If I go to Taiwan now, I’d be arrested to fulfill two years of mandatory military service, being told what to do, push-ups maybe, in a language I don’t understand.
I believe in recycling. I have no feelings besides those programmed into my robot matrices.
If I go back to Japan, I would hate how street signs aren’t as large and red as I remember them, the road from our San no Maru Danchi apartment flat to Najima primary school not as long.
I can’t live without you, lover. Or I would hate wanting Fukuoka to be something else. What of feeling after break?
If I go live in Hong Kong, I’d be neither resident nor visitant, port and floating.
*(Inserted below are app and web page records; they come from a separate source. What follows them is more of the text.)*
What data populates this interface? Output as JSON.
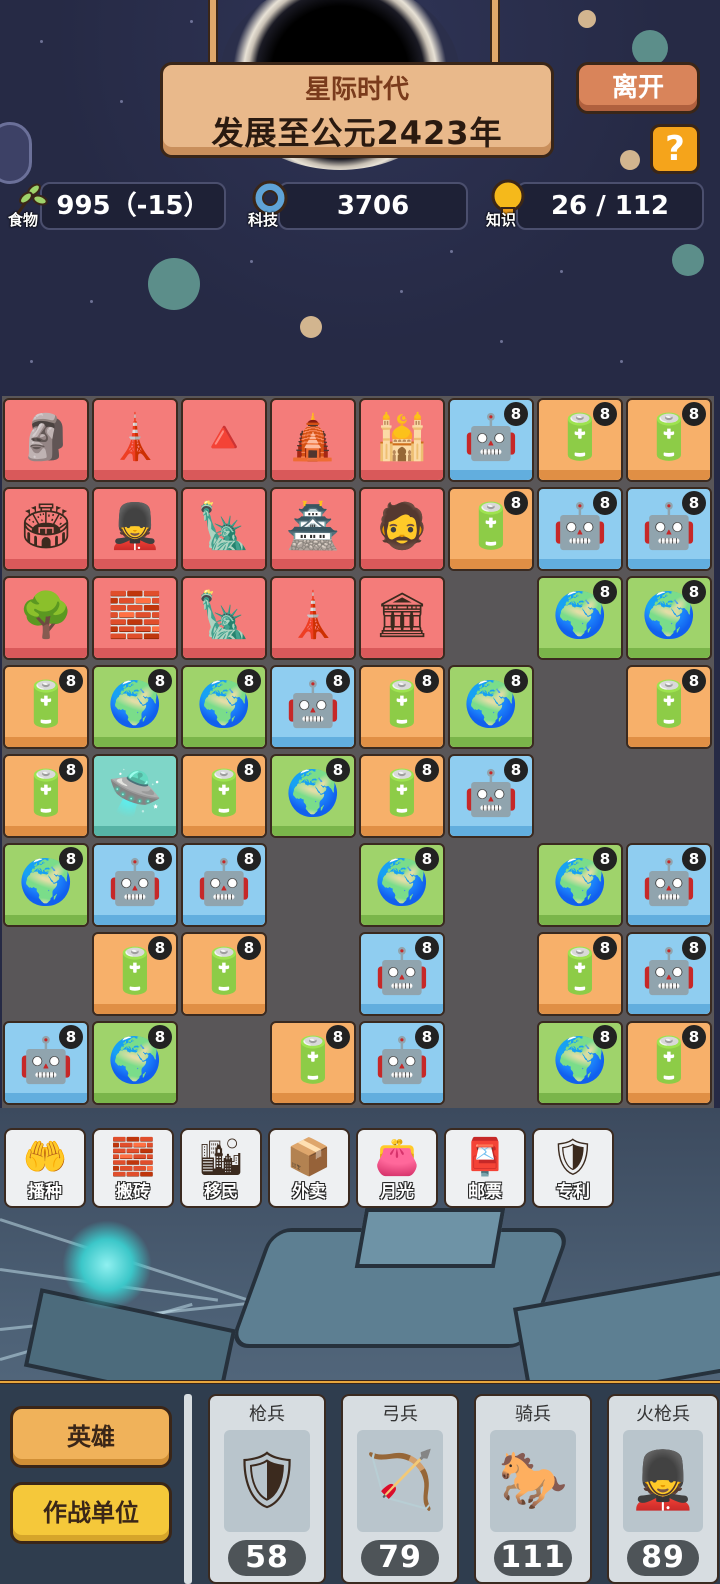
{
  "header": {
    "era_title": "星际时代",
    "era_subtitle": "发展至公元2423年",
    "leave_label": "离开",
    "help_label": "?"
  },
  "resources": {
    "food": {
      "label": "食物",
      "value": "995（-15）",
      "icon": "wheat-icon"
    },
    "tech": {
      "label": "科技",
      "value": "3706",
      "icon": "gear-icon"
    },
    "knowledge": {
      "label": "知识",
      "value": "26 / 112",
      "icon": "lightbulb-icon"
    }
  },
  "colors": {
    "red_tile": "#f47c7a",
    "blue_tile": "#8fcdf0",
    "orange_tile": "#f7b06a",
    "green_tile": "#9fd36b",
    "teal_tile": "#7fd6c8",
    "button_gold": "#f0b25a",
    "leave_button": "#d9845a",
    "help_button": "#f5a41b"
  },
  "board": {
    "rows": [
      [
        {
          "t": "red",
          "i": "stonehenge-icon",
          "g": "🗿"
        },
        {
          "t": "red",
          "i": "leaning-tower-icon",
          "g": "🗼"
        },
        {
          "t": "red",
          "i": "pyramid-icon",
          "g": "🔺"
        },
        {
          "t": "red",
          "i": "mayan-pyramid-icon",
          "g": "🛕"
        },
        {
          "t": "red",
          "i": "angkor-wat-icon",
          "g": "🕌"
        },
        {
          "t": "blue",
          "i": "mech-warrior-icon",
          "g": "🤖",
          "l": "8"
        },
        {
          "t": "orange",
          "i": "battery-icon",
          "g": "🔋",
          "l": "8"
        },
        {
          "t": "orange",
          "i": "battery-icon",
          "g": "🔋",
          "l": "8"
        }
      ],
      [
        {
          "t": "red",
          "i": "colosseum-icon",
          "g": "🏟"
        },
        {
          "t": "red",
          "i": "terracotta-army-icon",
          "g": "💂"
        },
        {
          "t": "red",
          "i": "greek-statue-icon",
          "g": "🗽"
        },
        {
          "t": "red",
          "i": "forbidden-city-icon",
          "g": "🏯"
        },
        {
          "t": "red",
          "i": "zeus-statue-icon",
          "g": "🧔"
        },
        {
          "t": "orange",
          "i": "battery-icon",
          "g": "🔋",
          "l": "8"
        },
        {
          "t": "blue",
          "i": "mech-warrior-icon",
          "g": "🤖",
          "l": "8"
        },
        {
          "t": "blue",
          "i": "mech-warrior-icon",
          "g": "🤖",
          "l": "8"
        }
      ],
      [
        {
          "t": "red",
          "i": "hanging-gardens-icon",
          "g": "🌳"
        },
        {
          "t": "red",
          "i": "great-wall-icon",
          "g": "🧱"
        },
        {
          "t": "red",
          "i": "statue-of-liberty-icon",
          "g": "🗽"
        },
        {
          "t": "red",
          "i": "lighthouse-icon",
          "g": "🗼"
        },
        {
          "t": "red",
          "i": "ancient-tower-icon",
          "g": "🏛"
        },
        {
          "t": "empty"
        },
        {
          "t": "green",
          "i": "green-planet-icon",
          "g": "🌍",
          "l": "8"
        },
        {
          "t": "green",
          "i": "green-planet-icon",
          "g": "🌍",
          "l": "8"
        }
      ],
      [
        {
          "t": "orange",
          "i": "battery-icon",
          "g": "🔋",
          "l": "8"
        },
        {
          "t": "green",
          "i": "green-planet-icon",
          "g": "🌍",
          "l": "8"
        },
        {
          "t": "green",
          "i": "green-planet-icon",
          "g": "🌍",
          "l": "8"
        },
        {
          "t": "blue",
          "i": "mech-warrior-icon",
          "g": "🤖",
          "l": "8"
        },
        {
          "t": "orange",
          "i": "battery-icon",
          "g": "🔋",
          "l": "8"
        },
        {
          "t": "green",
          "i": "green-planet-icon",
          "g": "🌍",
          "l": "8"
        },
        {
          "t": "empty"
        },
        {
          "t": "orange",
          "i": "battery-icon",
          "g": "🔋",
          "l": "8"
        }
      ],
      [
        {
          "t": "orange",
          "i": "battery-icon",
          "g": "🔋",
          "l": "8"
        },
        {
          "t": "teal",
          "i": "hologram-device-icon",
          "g": "🛸"
        },
        {
          "t": "orange",
          "i": "battery-icon",
          "g": "🔋",
          "l": "8"
        },
        {
          "t": "green",
          "i": "green-planet-icon",
          "g": "🌍",
          "l": "8"
        },
        {
          "t": "orange",
          "i": "battery-icon",
          "g": "🔋",
          "l": "8"
        },
        {
          "t": "blue",
          "i": "mech-warrior-icon",
          "g": "🤖",
          "l": "8"
        },
        {
          "t": "empty"
        },
        {
          "t": "empty"
        }
      ],
      [
        {
          "t": "green",
          "i": "green-planet-icon",
          "g": "🌍",
          "l": "8"
        },
        {
          "t": "blue",
          "i": "mech-warrior-icon",
          "g": "🤖",
          "l": "8"
        },
        {
          "t": "blue",
          "i": "mech-warrior-icon",
          "g": "🤖",
          "l": "8"
        },
        {
          "t": "empty"
        },
        {
          "t": "green",
          "i": "green-planet-icon",
          "g": "🌍",
          "l": "8"
        },
        {
          "t": "empty"
        },
        {
          "t": "green",
          "i": "green-planet-icon",
          "g": "🌍",
          "l": "8"
        },
        {
          "t": "blue",
          "i": "mech-warrior-icon",
          "g": "🤖",
          "l": "8"
        }
      ],
      [
        {
          "t": "empty"
        },
        {
          "t": "orange",
          "i": "battery-icon",
          "g": "🔋",
          "l": "8"
        },
        {
          "t": "orange",
          "i": "battery-icon",
          "g": "🔋",
          "l": "8"
        },
        {
          "t": "empty"
        },
        {
          "t": "blue",
          "i": "mech-warrior-icon",
          "g": "🤖",
          "l": "8"
        },
        {
          "t": "empty"
        },
        {
          "t": "orange",
          "i": "battery-icon",
          "g": "🔋",
          "l": "8"
        },
        {
          "t": "blue",
          "i": "mech-warrior-icon",
          "g": "🤖",
          "l": "8"
        }
      ],
      [
        {
          "t": "blue",
          "i": "mech-warrior-icon",
          "g": "🤖",
          "l": "8"
        },
        {
          "t": "green",
          "i": "green-planet-icon",
          "g": "🌍",
          "l": "8"
        },
        {
          "t": "empty"
        },
        {
          "t": "orange",
          "i": "battery-icon",
          "g": "🔋",
          "l": "8"
        },
        {
          "t": "blue",
          "i": "mech-warrior-icon",
          "g": "🤖",
          "l": "8"
        },
        {
          "t": "empty"
        },
        {
          "t": "green",
          "i": "green-planet-icon",
          "g": "🌍",
          "l": "8"
        },
        {
          "t": "orange",
          "i": "battery-icon",
          "g": "🔋",
          "l": "8"
        }
      ]
    ]
  },
  "actions": [
    {
      "label": "播种",
      "icon": "sowing-hand-icon",
      "glyph": "🤲"
    },
    {
      "label": "搬砖",
      "icon": "bricks-icon",
      "glyph": "🧱"
    },
    {
      "label": "移民",
      "icon": "city-dome-icon",
      "glyph": "🏙"
    },
    {
      "label": "外卖",
      "icon": "delivery-box-icon",
      "glyph": "📦"
    },
    {
      "label": "月光",
      "icon": "empty-wallet-icon",
      "glyph": "👛"
    },
    {
      "label": "邮票",
      "icon": "stamp-icon",
      "glyph": "📮"
    },
    {
      "label": "专利",
      "icon": "patent-shield-icon",
      "glyph": "🛡"
    }
  ],
  "tabs": {
    "heroes_label": "英雄",
    "combat_units_label": "作战单位"
  },
  "units": [
    {
      "name": "枪兵",
      "count": "58",
      "icon": "spearman-icon",
      "glyph": "🛡",
      "weapon": "spear-icon"
    },
    {
      "name": "弓兵",
      "count": "79",
      "icon": "archer-icon",
      "glyph": "🏹",
      "weapon": "bow-icon"
    },
    {
      "name": "骑兵",
      "count": "111",
      "icon": "cavalry-icon",
      "glyph": "🐎",
      "weapon": "horse-icon"
    },
    {
      "name": "火枪兵",
      "count": "89",
      "icon": "musketeer-icon",
      "glyph": "💂",
      "weapon": "musket-icon"
    }
  ]
}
If I stay here, I shall be provincial in all its glorious dialectic toward universal by pressing against the individual. I’m crowded with ideas.
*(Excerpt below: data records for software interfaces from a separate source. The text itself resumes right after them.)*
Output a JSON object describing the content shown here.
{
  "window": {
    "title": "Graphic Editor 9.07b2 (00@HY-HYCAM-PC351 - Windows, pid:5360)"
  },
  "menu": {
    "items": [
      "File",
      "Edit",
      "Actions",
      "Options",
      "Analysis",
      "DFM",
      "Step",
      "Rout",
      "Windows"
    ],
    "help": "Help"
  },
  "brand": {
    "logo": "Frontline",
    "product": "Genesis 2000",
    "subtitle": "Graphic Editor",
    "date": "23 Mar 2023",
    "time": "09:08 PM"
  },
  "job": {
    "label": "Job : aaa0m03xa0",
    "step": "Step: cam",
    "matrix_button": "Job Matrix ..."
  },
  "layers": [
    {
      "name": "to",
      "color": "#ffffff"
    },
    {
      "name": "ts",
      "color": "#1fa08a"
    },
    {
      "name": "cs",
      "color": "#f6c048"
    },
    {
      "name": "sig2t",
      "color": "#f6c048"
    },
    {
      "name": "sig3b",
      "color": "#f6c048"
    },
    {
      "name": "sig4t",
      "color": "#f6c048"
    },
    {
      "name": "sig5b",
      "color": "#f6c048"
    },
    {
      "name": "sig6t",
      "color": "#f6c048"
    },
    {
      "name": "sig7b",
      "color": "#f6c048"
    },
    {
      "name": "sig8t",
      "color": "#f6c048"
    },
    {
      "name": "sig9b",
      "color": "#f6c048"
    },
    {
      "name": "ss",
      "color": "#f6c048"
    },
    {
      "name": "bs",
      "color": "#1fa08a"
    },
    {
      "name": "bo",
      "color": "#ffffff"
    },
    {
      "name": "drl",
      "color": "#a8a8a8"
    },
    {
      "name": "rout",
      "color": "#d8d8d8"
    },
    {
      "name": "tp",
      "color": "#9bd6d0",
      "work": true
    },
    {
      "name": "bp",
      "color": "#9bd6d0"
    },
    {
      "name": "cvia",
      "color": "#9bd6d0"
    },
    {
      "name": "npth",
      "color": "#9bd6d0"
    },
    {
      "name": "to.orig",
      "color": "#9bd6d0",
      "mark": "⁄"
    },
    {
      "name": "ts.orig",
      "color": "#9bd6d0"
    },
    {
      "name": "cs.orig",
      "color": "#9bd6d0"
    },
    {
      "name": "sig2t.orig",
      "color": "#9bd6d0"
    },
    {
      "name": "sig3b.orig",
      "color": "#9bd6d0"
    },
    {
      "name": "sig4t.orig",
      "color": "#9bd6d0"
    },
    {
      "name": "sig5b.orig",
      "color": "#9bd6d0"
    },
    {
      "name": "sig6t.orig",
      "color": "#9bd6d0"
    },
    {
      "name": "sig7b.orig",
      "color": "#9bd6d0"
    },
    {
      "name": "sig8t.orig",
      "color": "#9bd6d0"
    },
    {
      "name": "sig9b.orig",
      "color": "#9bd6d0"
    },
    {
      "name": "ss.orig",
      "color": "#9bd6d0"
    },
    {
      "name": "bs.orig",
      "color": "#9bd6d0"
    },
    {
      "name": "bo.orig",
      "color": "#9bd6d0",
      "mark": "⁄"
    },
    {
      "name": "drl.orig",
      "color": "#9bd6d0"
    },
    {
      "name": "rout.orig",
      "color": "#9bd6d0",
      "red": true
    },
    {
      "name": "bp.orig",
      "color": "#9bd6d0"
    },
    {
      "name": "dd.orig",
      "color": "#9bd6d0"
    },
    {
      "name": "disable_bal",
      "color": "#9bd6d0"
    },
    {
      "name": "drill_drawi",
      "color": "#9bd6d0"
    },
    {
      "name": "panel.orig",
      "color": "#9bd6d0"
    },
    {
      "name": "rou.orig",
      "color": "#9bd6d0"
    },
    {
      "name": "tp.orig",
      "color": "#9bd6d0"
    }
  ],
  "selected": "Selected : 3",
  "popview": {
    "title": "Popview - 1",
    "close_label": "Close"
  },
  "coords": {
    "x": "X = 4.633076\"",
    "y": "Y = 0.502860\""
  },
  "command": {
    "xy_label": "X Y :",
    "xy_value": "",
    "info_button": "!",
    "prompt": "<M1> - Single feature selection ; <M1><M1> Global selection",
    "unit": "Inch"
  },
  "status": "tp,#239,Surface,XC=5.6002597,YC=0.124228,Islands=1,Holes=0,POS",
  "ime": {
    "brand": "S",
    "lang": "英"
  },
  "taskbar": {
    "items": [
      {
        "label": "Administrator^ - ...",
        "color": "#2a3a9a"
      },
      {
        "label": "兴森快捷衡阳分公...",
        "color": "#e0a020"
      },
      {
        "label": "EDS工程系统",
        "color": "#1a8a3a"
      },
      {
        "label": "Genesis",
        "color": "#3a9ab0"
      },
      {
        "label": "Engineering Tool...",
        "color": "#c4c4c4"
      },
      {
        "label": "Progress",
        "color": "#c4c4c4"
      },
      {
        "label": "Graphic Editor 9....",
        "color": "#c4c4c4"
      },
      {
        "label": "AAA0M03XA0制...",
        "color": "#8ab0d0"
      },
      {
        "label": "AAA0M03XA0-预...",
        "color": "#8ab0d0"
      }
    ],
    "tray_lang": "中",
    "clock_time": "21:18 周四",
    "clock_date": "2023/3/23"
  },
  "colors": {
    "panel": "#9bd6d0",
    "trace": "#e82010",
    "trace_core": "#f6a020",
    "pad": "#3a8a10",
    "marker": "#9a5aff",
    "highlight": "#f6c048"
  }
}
How to touch a native feeling? But who really knows? Right now I’m stuck to Gloria Anzaldua poster on my wall. Tomorrow, perhaps an earthquake, or ICE knocking at my door. Tomorrow perhaps an illness or lottery. Tomorrow a remembered pain or new limb.
What word could mark the change in me? What word could help me get to the other side? — Tina Bartolome
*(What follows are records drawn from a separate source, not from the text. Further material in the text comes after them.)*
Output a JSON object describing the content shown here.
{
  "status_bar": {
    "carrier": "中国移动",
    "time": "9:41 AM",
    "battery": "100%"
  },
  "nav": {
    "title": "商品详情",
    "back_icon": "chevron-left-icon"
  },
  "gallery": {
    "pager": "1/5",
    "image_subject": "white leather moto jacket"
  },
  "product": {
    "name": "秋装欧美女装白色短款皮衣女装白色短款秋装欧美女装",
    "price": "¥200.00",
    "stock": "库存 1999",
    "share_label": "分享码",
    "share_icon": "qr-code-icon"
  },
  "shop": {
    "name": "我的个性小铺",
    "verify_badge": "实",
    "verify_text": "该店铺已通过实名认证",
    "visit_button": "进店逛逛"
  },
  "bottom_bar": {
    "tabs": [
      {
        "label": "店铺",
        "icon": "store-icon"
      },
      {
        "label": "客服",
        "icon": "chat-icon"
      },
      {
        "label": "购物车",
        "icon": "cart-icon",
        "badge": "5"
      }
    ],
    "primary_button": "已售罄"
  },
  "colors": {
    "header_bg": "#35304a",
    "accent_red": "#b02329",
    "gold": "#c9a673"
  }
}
Give me words, please.
Belisa Crespusculario of Isabelle Allende’s Eva Luna stories. I always wanted to be that super hero. Ani minikway dah makadaymushkikiwaboo. Since I don’t know which side you are trying to get to, it is a difficult question to answer.
And then kinnickinnick, of course. 🙂
What are the consequences of silence? — Bhanu Kapil
An unmade bed,
the firing squad,
an island annihilated by a pipeline,
Somebody else will ask all the questions which will be written with indelible ink on scrolls stained with tea, to make them look ancient.
Then again so can danger.
Your stomach rumbles.
a razed jungle,
Somebody else will present your answers and frame them in non-reflective glass.
exploding tea kettles,
the extinction of ritual,
a rave review in the New York Times,
a question festering into a cancer,
a water supply privatized,
a magnificent mural adorning the Westside,
The Patriot Act,
and lovers remembering together that
they are the center of the universe.
When you raise your hand, somebody will call on you, and your answers will be broadcast, but not in your name. You will wish that instead of raising your hand in the air, you had simply held hands with the black-haired girl, wearing glasses, sitting next to you. She is listening: http://www.vimeo.com/25331226
Ching-In Chen is the author of The Heart’s Traffic (Arktoi Books/Red Hen Press) and co-editor of The Revolution Starts at Home: Confronting Intimate Violence Within Activist Communities (South End Press). She is a Kundiman and Lambda Fellow and part of the Macondo and Voices of Our Nations Arts Foundation writing communities. She has worked in the San Francisco, Oakland, Riverside and Boston Asian American communities. Ching-In currently lives in Milwaukee and is involved in union organizing and direct action.
Collaborators/Participants: Todd Wellman, Constance Lee, Aimee Lee, Lily Wong, Vincent Toro, Carina Farrero, Kyla Searle, Monica A. Hand, Susu Pianchupattana, Serena W. Lin, James Autio, Vanessa Huang, Shiaw-Tian Liaw, Porschia L. Baker, Nan Ma, Noel Pabillo Mariano, Stacia M. Fleegal, Joy Mariama Smith, Rona Luo, Evangeline Ganaden, Jie Tian, Dalila Paola Mendez, Kimberly Zarate. Translation assistance: Monika Maria Schultes, Cheng-Hsing Chen.
[Photo credit: Sarah Grant]